I have rarely seen an audience stunned into silent stillness as the audience was during The Firebird. It was one of the most astonishing ballets I’ve ever seen. The 55 minute long production was just mesmerising; it pulsated with emotion, character, amazing choreography from Liam Scarlett, and some brilliant interpretation from the dancers.
And of course Igor Stravinsky’s magical score played by the Queensland Symphony Orchestra under Nigel Gaynor’s baton.
It’s a simple tale of good versus evil. The wicked immortal, Koschei and the good but mischievous Firebird taunt each other in the moonlit magic garden with Koschei’s harem of beautiful captive girls and a mob of evil creatures that would be at home in a Dr Who adventure. Koschei has a new captive, the beautiful princess. Enter Prince Ivan, who falls in love with the princess and tries to rescue her. The battle ensues and good eventually triumphs over evil.
A simple tale, but so brilliantly told, acted, and danced.
Neneka Yoshida was a delightful Firebird, her flittering movement was perfectly birdlike and then she showed her strength in some difficult choreography in pas de deux with the Prince and, more violently with Koschei. She proved that her recent elevation to soloist was well deserved. Koschei was danced with immense power by Vito Bernasconi who looked the epitome of evil in his vast cloak and dark makeup.
David Power was excellent as the Prince and Lucy Green her usual elegant self as the kidnapped princess. The ensemble too, male and female added a lot to this production.
All this was helped along by a simply magnificent mechanical set and so atmospheric costumes created by Jan Bausor and James Farncombe’s lighting that perfectly matched the mood of the music. It was a truly supernatural night garden with a huge sinister gnarled tree dominating the stage. I loved it and was totally enthralled.

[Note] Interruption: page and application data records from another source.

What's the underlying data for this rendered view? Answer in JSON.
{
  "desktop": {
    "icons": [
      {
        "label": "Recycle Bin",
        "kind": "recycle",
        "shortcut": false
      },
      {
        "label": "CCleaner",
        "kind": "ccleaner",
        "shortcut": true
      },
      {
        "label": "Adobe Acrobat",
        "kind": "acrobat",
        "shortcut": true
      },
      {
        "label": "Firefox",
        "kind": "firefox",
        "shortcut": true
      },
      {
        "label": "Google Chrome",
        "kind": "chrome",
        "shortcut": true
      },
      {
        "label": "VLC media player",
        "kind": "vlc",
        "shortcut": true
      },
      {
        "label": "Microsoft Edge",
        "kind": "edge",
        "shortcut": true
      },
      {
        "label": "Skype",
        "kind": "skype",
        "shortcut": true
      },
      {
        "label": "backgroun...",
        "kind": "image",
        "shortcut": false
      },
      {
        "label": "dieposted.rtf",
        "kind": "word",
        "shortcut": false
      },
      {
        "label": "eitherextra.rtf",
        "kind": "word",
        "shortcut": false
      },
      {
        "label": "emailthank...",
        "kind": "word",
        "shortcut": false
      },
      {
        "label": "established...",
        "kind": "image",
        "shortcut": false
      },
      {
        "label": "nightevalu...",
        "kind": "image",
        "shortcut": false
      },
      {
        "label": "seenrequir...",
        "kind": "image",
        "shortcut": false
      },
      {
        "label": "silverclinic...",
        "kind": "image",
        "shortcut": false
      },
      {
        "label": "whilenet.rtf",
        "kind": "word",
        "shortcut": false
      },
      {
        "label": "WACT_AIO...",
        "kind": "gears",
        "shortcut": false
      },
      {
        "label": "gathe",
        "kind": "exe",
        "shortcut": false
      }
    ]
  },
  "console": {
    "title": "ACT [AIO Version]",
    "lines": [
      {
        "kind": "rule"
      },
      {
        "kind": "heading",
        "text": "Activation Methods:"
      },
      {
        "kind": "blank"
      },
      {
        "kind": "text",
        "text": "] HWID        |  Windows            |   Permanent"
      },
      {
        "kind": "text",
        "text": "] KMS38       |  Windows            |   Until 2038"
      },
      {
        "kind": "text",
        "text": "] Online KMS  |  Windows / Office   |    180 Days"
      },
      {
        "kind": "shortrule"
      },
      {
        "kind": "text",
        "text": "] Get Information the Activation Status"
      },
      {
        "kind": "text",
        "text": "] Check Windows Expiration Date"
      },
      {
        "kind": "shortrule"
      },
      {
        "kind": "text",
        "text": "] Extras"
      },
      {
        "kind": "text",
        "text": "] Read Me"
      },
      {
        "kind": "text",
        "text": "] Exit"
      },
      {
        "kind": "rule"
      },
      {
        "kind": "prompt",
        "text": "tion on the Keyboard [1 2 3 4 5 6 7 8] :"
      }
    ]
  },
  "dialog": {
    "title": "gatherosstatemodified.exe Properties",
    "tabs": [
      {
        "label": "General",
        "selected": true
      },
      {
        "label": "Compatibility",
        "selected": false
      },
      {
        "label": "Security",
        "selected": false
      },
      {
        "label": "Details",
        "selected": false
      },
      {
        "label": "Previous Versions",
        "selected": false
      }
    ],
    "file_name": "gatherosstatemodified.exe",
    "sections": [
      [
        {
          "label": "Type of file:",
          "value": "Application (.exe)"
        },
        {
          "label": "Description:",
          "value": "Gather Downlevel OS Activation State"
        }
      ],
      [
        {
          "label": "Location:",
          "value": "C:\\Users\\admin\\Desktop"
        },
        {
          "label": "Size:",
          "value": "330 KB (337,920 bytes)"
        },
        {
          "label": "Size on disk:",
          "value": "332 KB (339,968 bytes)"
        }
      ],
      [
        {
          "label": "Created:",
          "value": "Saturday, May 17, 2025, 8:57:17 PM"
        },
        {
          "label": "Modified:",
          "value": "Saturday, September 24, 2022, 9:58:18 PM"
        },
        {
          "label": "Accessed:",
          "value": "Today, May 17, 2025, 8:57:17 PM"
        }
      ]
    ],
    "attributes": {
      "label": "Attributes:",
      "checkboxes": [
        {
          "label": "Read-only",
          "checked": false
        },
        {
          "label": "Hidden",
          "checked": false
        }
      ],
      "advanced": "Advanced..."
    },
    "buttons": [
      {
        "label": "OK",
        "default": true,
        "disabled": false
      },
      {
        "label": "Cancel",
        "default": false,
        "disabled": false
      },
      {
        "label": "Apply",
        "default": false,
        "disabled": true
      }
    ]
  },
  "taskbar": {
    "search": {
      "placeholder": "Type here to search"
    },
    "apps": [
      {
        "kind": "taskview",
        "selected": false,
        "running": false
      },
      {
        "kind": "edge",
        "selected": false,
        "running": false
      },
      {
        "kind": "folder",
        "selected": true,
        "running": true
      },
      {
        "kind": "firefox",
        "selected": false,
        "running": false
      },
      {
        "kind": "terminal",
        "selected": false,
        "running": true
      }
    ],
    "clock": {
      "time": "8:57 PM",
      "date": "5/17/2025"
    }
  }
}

After the long interval needed to reset the stage it was time for the wiles of Carmen and I wondered how it would fare after such a mind blowing experience before interval. Unfortunately it didn’t fare too well. It was a potted version which ran for 55 minutes with the plot and Bizet’s score edited accordingly. In the editing it seemed to have lost its Spanish flavour and instead of a tortured tale of love and rejection, of revolution and battles it was a simple love triangle that focussed on Carmen’s power of sex. Carlos Acosta’s choreography made sure of that. There was a lot stripping off of clothes from male and female dancers and many a very passionate embrace, but the costumes were dull and the setting minimal.
But here the dancers enhanced the production; Lina Kim was as sexy a Carmen as you can get in her black underwear and traditional red dress and she did create a desirable character. The hapless policeman Don Jose was danced with feeling by Kohei Iwamoto and one of the best scenes of the show was when Carmen seduced him to escape from jail. It was pas de deux with a real difference.
Escamillo, played in shirt and tie rather that a toreador uniform was arrogant enough as danced by Victor Estevez. But somehow it just wasn’t the same for me. There was a Carmen versus a Bull pas de deux too, when Jack Lister wearing dangerous looking huge bull horns danced with Carmen. I didn’t quite get that.
I did wonder how I would have felt if I had seen Carmen first, before he spectacle of The Firebird. But it was truly a special evening in the end.
Queensland Ballet’s Carmen and The Firebird double bill is on at the Playhouse Theatre, QPAC from 25 May – 3 June 2018. Bookings: www.qpac.com.au or 136 246. Carmen was a co-production with The Royal Ballet, Queensland Ballet, and Texas Ballet Theatre.
For more of Eric Scott’s writings on theatre, check out Absolute Theatre
Other reviews you might enjoy:
- La Fille mal Gardee (QB) – theatre review
- Swan Lake (St Petersburg Ballet Theatre) – theatre review
- Shanghai Ballet’s Swan Lake (Regent) – theatre review
David Edwards is the editor of The Blurb and a contributor on film and television